Confusion, Memory Loss, and Altered Alertness - Topic Overview
Alcohol and many prescription and nonprescription
medicines can cause confusion or decreased alertness.
These problems may develop from:
- Taking too much of a medicine (overmedicating) or taking medicines that may interact with each other.
Overuse of medicines may be the single biggest cause of memory loss or
confusion in older adults.
- Alcohol and medicine interactions. This
is a problem, especially for older adults, who may take many medicines at the
- Misusing or abusing a medicine or
- Drug intoxication or the effects of withdrawal.
Other causes of confusion or decreased alertness can
Conditions in the environment that can cause changes in the
level of consciousness include:
- Cold temperature exposure, leading to
- High temperature exposure,
- Hospitalization.
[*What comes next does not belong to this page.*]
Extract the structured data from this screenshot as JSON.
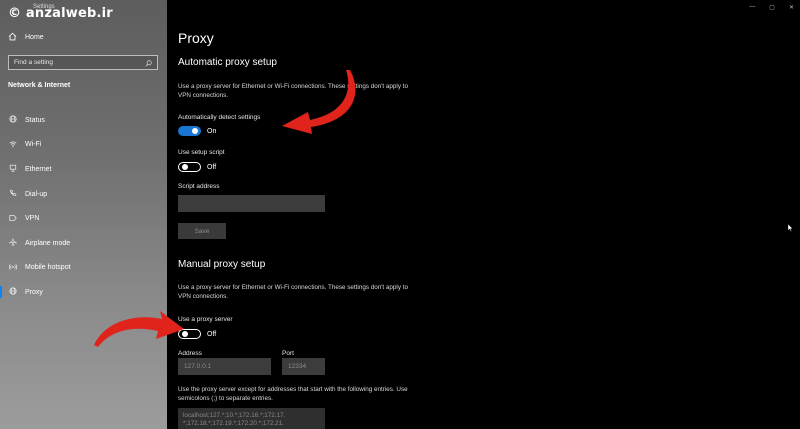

This
especially affects older adults when their environment and routines are
- Decreased oxygen in the blood (hypoxia) from high
- Exposure to toxins (poisons), such as
Many times other symptoms are present, such as a fever, chest
pain, or the inability to walk or stand. It is important to look for and tell
your doctor about other symptoms you experience when confusion or decreased
alertness occurs. This can help your doctor determine the cause of your
A decrease in alertness may progress to
loss of consciousness. A person who loses
consciousness is not awake and is not aware of his or her surroundings. Fainting
(syncope) is a form of brief unconsciousness. Coma is a
deep, prolonged state of unconsciousness.
symptoms to decide if and when you should see a doctor.